"In those fragile, frightened faces I saw children who needed stimulation, and I became fascinated by how children
Children had always surrounded Ramirez. "I had numerous cousins and I was the oldest," recalls Ramirez. "There were
always kids around and I think that’s when I first thought about being a teacher." Her experiences visiting the
refugees cemented the idea.
Hertha Ramirez found her way out of the violence of El Salvador to teach peace in Chicago schools. Today, she teaches
3- to 5-year olds at the Belmont-Cragin Early Childhood Center on Chicago’s west side. "All of my students are
Hispanic and most of them come from low-income families," relates Ramirez. But that doesn’t mean that she has
lowered her expectations. "One of the main reasons for her success as a teacher is the expectations that she has for
her students," says Marta Moya-Leang, head teacher at Belmont-Cragin.
When she was a sophomore in high school, the civil war in Ramirez’s homeland was the impetus for her to come to
America. Speaking not a word of English, Ramirez, her mother and two sisters arrived in Chicago. A few years later,
she graduated from Northern Illinois University with a degree in child development, and quickly got a job as a
prekindergarten teacher. She earned her master's degree in early childhood education a few years later.
"Parental collaboration and support are the backbone of her success as a teacher," says her principal, Maria Cabrera.
To that end, she has parents write a "Hopes and Dreams" letter to their child. "The children are fascinated to hear
their parents’ thoughts," says Ramirez.
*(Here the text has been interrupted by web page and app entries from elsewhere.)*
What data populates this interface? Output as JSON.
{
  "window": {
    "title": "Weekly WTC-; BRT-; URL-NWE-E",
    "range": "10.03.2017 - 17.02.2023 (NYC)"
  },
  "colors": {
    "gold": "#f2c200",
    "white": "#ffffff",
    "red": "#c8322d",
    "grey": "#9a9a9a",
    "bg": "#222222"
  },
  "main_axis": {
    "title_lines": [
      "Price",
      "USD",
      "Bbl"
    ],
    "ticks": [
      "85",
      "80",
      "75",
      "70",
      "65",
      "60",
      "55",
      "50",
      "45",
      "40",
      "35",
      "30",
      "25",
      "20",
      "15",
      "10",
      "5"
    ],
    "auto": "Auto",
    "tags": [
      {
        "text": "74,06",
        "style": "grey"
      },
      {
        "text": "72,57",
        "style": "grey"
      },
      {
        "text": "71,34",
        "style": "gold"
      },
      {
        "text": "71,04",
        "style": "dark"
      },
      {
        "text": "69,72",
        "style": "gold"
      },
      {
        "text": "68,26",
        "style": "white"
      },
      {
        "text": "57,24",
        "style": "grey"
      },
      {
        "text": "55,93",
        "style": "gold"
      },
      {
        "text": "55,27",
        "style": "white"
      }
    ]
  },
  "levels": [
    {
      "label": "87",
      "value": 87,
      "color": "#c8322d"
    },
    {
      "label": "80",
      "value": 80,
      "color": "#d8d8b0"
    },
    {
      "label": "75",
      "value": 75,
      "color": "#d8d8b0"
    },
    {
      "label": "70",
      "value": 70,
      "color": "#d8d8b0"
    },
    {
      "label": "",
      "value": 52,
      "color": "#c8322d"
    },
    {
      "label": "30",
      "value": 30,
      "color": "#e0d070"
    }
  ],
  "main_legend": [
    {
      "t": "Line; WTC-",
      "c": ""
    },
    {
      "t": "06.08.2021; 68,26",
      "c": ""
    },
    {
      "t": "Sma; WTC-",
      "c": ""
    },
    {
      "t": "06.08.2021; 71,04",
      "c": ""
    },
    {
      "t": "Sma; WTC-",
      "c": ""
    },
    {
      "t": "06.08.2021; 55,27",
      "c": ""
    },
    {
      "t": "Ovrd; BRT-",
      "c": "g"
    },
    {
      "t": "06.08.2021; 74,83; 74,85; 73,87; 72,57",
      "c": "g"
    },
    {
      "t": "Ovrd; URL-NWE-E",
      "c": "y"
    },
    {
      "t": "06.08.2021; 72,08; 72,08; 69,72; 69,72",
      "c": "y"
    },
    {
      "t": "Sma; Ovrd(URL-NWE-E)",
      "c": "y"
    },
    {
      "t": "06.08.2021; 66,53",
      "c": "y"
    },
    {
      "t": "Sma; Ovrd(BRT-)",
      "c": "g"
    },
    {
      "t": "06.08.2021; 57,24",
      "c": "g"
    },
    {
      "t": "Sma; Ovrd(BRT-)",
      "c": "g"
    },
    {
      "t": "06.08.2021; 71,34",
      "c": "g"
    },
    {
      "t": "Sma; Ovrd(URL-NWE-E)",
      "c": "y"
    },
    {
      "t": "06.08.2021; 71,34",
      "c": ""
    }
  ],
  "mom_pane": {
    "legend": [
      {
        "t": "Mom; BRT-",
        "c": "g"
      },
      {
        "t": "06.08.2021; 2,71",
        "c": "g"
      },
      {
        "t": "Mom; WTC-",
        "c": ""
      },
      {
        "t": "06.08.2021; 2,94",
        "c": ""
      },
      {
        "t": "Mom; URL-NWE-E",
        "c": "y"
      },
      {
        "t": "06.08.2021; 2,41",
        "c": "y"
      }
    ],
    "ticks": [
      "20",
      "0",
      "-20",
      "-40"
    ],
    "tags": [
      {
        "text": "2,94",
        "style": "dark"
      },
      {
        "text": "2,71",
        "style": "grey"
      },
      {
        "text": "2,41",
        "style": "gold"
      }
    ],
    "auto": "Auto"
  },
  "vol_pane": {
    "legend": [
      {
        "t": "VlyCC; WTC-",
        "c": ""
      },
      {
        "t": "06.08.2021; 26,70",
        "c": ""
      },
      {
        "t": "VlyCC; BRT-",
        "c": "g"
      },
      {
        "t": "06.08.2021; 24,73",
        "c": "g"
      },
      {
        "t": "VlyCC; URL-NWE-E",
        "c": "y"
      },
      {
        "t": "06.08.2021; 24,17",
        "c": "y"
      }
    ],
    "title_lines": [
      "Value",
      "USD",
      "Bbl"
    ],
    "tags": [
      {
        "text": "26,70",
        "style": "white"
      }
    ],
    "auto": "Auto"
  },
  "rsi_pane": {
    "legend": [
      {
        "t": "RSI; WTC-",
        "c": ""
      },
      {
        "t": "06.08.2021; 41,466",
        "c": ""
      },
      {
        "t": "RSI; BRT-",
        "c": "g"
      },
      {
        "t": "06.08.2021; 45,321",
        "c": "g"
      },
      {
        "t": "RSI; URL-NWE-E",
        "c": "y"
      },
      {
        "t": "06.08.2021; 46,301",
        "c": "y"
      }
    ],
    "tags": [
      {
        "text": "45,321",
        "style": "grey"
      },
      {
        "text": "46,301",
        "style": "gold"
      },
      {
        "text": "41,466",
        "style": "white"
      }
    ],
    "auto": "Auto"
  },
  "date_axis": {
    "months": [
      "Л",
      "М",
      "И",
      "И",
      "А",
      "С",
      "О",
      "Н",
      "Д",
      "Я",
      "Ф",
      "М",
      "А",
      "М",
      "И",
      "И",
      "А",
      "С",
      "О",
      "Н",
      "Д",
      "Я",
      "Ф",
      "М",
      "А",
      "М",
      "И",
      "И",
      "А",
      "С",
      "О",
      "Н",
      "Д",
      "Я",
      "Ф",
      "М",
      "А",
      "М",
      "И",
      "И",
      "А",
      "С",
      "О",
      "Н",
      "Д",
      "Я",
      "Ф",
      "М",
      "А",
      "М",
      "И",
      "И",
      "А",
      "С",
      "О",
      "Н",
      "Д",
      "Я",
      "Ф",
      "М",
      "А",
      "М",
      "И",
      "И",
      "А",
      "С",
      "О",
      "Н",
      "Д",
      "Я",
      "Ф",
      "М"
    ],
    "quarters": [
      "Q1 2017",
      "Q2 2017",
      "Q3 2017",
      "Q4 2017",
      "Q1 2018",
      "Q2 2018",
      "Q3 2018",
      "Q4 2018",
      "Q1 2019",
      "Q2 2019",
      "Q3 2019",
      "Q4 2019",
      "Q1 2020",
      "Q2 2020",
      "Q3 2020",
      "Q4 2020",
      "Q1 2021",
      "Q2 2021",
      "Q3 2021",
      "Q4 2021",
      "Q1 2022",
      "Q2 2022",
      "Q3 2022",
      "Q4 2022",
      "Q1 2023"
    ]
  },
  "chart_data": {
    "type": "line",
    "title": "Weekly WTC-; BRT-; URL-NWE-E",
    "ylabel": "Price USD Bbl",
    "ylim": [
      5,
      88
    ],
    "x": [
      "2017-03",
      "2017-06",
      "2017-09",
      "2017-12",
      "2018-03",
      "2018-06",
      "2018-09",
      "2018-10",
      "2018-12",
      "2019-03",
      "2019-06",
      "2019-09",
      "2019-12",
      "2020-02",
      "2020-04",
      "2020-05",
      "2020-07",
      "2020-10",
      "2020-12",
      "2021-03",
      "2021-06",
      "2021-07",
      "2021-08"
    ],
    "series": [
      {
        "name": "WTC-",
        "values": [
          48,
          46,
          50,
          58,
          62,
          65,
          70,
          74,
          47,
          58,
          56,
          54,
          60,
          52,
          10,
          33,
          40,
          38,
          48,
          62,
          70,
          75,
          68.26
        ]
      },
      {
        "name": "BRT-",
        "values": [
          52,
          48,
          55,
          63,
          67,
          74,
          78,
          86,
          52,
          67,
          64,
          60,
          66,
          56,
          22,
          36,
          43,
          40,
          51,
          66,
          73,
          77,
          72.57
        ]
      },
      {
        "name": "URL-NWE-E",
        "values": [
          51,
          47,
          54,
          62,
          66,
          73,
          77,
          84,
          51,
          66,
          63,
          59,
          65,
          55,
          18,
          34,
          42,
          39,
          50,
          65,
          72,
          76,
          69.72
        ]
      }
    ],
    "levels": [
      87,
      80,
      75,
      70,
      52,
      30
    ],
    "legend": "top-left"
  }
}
The children later put together an artistic interpretation of the letter.
Such interaction helps parents become aware that they are a valuable resource. "She constantly reminds us how
powerful we are in the education of our children," exclaims parent Caridad Garcia.
Ramirez also believes strongly in dual language instruction. "My students are aware that they have a home language
that is valued, and they are excited at learning a second language." That respect for language and culture further
bonds Ramirez, her students and their parents.
Other teachers draw inspiration from Ramirez. "I find myself learning something new from her every day," says
Moya-Leang. "She stands out in her ability to make children love school, love learning, love their teacher, and
love sharing their talents in the classroom," says Principal Cabrera, "and her enthusiasm is hard to match!"
About the McCormick Tribune Foundation
The McCormick Tribune Foundation is one of the nation’s largest charitable organizations and encompasses:
- Five grantmaking programs — citizenship, communities, education, journalism and special initiatives
- Cantigny Park & Golf
- Three world-class museums: Cantigny First Division Museum, the Robert R. McCormick Museum and the new McCormick
Tribune Freedom Museum
A focus on children, communities and country unites the foundation and its many parts and keep us true to our
mission of advancing the ideals of a free and democratic society. The foundation is an independent nonprofit,
separate from Tribune Co., with substantial holdings in Tribune Co. For more information about the foundation and
its efforts, please visit www.McCormickTribune.org